• **PROBLEM STATEMENT**
Scan the lines below for the string "footer" and copy every one that has it.
Content starts
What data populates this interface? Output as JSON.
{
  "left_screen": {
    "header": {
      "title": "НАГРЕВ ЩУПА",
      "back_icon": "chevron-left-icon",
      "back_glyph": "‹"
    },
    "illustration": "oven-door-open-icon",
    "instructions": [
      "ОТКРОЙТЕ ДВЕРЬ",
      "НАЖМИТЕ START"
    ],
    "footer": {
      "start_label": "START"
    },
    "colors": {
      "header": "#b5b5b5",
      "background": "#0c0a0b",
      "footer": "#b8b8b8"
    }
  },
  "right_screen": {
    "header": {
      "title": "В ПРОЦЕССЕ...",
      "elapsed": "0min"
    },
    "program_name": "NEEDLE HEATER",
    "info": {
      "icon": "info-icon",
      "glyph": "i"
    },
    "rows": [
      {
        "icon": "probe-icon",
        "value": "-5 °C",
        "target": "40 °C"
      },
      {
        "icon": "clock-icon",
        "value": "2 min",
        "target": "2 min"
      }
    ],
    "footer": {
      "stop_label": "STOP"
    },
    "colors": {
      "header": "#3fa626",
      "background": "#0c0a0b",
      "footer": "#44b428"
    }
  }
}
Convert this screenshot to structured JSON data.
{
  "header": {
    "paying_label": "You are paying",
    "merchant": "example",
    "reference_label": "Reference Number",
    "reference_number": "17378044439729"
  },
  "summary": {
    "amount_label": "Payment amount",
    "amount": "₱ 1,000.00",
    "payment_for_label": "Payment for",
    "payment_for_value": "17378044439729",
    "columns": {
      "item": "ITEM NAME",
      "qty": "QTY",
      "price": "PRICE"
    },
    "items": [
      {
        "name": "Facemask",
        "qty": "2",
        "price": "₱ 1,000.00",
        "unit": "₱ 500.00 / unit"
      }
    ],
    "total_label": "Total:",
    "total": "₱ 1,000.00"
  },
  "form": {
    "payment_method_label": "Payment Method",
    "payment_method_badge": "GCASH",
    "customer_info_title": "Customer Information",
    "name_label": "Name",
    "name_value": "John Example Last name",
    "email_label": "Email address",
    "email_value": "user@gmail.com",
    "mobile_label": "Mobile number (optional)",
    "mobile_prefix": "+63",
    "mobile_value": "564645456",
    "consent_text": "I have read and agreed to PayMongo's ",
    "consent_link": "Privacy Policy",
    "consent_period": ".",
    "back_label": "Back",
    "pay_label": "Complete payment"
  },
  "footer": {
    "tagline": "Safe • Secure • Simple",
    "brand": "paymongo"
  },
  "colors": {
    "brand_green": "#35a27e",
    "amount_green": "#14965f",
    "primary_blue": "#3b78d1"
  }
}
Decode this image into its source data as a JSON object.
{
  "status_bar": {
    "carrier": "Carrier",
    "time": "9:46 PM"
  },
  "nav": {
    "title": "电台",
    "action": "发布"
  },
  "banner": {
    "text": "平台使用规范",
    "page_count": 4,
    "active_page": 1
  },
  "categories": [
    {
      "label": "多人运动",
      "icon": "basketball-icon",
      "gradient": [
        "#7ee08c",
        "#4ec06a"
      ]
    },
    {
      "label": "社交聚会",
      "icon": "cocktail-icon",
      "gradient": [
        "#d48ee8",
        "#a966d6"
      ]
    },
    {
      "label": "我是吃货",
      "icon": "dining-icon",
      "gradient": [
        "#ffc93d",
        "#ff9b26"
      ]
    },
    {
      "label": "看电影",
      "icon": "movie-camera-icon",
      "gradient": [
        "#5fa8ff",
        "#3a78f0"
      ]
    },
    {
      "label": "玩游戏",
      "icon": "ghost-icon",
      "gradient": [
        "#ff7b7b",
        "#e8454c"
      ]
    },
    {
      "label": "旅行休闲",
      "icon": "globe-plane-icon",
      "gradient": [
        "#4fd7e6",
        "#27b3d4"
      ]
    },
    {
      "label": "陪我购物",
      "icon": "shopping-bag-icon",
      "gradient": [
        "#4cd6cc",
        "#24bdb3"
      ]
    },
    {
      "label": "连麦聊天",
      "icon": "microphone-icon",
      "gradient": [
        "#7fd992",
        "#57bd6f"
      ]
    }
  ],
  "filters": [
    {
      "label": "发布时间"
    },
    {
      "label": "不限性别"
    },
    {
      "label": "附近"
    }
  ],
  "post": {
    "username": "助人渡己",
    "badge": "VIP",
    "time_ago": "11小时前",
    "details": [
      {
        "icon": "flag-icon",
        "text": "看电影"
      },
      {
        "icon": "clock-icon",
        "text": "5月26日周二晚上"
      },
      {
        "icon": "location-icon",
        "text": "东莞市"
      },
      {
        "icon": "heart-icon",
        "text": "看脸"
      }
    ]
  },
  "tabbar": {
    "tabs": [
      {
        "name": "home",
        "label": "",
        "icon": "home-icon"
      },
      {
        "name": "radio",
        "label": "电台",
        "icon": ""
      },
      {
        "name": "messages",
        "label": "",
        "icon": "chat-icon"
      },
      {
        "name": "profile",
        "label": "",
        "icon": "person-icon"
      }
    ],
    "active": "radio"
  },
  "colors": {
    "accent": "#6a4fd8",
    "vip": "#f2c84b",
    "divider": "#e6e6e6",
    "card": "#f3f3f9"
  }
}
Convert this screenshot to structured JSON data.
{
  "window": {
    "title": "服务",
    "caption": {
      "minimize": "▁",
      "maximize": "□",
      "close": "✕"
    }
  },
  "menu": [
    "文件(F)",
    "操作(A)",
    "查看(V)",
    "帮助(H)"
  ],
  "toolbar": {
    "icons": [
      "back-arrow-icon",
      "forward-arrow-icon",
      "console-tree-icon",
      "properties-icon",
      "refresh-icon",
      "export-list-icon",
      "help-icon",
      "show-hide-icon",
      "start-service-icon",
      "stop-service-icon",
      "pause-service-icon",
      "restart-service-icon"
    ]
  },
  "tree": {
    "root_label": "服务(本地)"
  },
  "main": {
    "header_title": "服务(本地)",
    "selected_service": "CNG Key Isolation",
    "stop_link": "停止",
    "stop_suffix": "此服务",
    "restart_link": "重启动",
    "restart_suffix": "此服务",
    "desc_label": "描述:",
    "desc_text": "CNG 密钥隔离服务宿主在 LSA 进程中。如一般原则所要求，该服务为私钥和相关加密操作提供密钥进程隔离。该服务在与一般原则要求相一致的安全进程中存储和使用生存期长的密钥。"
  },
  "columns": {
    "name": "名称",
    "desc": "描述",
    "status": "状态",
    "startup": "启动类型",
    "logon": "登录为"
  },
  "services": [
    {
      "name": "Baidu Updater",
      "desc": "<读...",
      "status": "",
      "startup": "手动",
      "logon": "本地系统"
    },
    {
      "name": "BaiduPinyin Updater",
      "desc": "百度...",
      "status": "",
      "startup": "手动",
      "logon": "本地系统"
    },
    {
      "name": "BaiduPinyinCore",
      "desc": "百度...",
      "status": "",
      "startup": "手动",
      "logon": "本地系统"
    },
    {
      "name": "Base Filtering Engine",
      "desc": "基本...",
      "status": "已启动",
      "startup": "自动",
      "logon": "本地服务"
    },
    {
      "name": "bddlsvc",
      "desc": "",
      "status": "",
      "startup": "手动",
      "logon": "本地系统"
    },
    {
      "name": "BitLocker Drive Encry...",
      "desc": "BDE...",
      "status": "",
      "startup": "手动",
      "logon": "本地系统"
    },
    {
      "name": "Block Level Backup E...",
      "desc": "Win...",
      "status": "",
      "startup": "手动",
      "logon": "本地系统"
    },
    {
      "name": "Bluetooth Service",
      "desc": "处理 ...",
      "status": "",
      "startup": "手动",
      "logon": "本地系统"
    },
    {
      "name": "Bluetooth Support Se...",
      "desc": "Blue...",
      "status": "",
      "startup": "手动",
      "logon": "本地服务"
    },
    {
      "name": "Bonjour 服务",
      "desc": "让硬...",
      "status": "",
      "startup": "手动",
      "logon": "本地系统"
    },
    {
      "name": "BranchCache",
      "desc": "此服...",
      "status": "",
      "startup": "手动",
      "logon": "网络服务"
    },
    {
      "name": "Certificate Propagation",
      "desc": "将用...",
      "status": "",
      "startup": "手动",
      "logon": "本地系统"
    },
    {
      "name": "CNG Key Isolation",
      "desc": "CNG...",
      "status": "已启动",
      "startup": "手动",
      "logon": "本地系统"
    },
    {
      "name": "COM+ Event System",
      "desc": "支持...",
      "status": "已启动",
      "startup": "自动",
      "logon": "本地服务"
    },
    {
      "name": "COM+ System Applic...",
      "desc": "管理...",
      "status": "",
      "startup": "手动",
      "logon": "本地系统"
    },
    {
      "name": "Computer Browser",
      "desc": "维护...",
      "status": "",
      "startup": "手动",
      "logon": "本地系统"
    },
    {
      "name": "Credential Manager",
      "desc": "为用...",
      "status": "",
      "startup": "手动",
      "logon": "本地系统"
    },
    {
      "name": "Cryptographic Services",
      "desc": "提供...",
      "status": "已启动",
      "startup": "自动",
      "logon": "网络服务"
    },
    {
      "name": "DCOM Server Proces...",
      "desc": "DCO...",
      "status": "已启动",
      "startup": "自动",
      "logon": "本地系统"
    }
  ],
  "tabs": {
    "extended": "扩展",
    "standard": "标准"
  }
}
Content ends
• **SOLUTION TO THIS PROBLEM**
    "footer": {
      "footer": "#b8b8b8"
    "footer": {
      "footer": "#44b428"
  "footer": {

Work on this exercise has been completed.